I got word from someone on the inside that they are running a query inside Microsoft, that emails are flying around trying to figure out who put the picture in there. That pretty much means this wasn’t known until now, this wasn’t approved, and there’s some level of concern internally.
Microsoft doesn’t like easter eggs in its products, doesn’t like surprises that could make it look unprofessional or just be embaressing. Larry Osterman said, “Nowadays, adding an easter egg to a Microsoft OS is immediate grounds for termination”. Jeremy Mazner has more:
Leading up the release of Windows 2000, Microsoft starting getting a lot more serious about selling servers into the government and large enterprise markets. These guys saw NT 4 as the first really credible enterprise-class product from MS, and were evaluating Win2k to see how things were progressing.

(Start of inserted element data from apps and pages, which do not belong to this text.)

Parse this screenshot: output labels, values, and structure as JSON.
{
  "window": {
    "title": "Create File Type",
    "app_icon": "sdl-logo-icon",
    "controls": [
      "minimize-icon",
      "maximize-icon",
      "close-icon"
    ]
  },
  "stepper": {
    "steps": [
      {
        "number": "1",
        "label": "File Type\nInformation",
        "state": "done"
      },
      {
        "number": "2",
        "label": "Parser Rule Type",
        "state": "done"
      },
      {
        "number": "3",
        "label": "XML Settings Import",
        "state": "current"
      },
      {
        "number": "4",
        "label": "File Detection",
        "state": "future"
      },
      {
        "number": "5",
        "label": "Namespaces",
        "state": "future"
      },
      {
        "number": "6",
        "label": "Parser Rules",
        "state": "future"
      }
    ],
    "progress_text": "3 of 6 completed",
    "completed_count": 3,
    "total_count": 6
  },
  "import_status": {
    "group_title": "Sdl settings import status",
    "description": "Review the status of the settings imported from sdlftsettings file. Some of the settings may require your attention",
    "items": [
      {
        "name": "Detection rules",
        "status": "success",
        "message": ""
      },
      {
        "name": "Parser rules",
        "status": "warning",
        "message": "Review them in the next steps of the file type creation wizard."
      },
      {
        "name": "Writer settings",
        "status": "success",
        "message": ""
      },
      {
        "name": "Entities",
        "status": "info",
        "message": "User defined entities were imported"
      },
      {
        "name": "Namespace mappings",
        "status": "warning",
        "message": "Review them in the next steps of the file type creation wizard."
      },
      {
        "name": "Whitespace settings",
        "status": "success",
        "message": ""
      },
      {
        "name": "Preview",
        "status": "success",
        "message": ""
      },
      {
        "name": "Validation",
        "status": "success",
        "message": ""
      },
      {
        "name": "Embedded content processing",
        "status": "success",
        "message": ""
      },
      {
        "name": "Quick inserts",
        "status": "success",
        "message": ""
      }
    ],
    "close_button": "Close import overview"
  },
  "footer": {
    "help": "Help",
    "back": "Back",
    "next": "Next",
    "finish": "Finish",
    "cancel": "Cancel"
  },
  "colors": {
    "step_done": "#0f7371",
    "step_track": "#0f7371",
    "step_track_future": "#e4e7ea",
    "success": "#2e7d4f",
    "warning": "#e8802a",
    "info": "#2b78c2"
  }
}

The story, as I recall it, is that one of these customers had some strong words for our easter eggs, suggesting that any company that could let such things frivolous things into their products wasnâ€™t doing a very good software engineering job, and thus couldnâ€™t be trusted to run an enterprise-scale business.
The argument never made much sense to me. Easter eggs, at least on teams I worked on, were never anywhere near critical-path code. And they often seem to have been pretty well tested by every member of the product team who wanted to verify their name showed up. Maybe thereâ€™s some story I donâ€™t know about how an Easter egg caused a perf hit, or crash or something (I bet if such a story existed, Raymond would know it.). In any event, it seemed like we one day got this email that said â€œno more Easter eggs ever againâ€, and that was pretty much the end of it.
Wikipedia has a whole article on Microsoft easter eggs, starting with a note that there have been few easter eggs since 2002.
So, if your company has a policy against easter eggs, to the point where many consider it a fireable offence, is this something someone could get fired for? Yeah, probably. The fact that it took five months for this to get caught shows the problem: There could have been anything there. Whoever stuck in that photo could have stuck in a penis, and Microsoft will probably feel the need to go with overkill to prevent that ever happening.
It really depends on who did it. If a senior exec and a number of others conspired on this, they might get away with a public reprimand, while if a small designer did it, he might get canned. It’s a shame, but those are the breaks when you work at a $287 billion company. Fun is for smaller companies, I guess.
UPDATE: Aw man, there are multiple images! Not good.
UPDATE 2: Bink has some good closeups.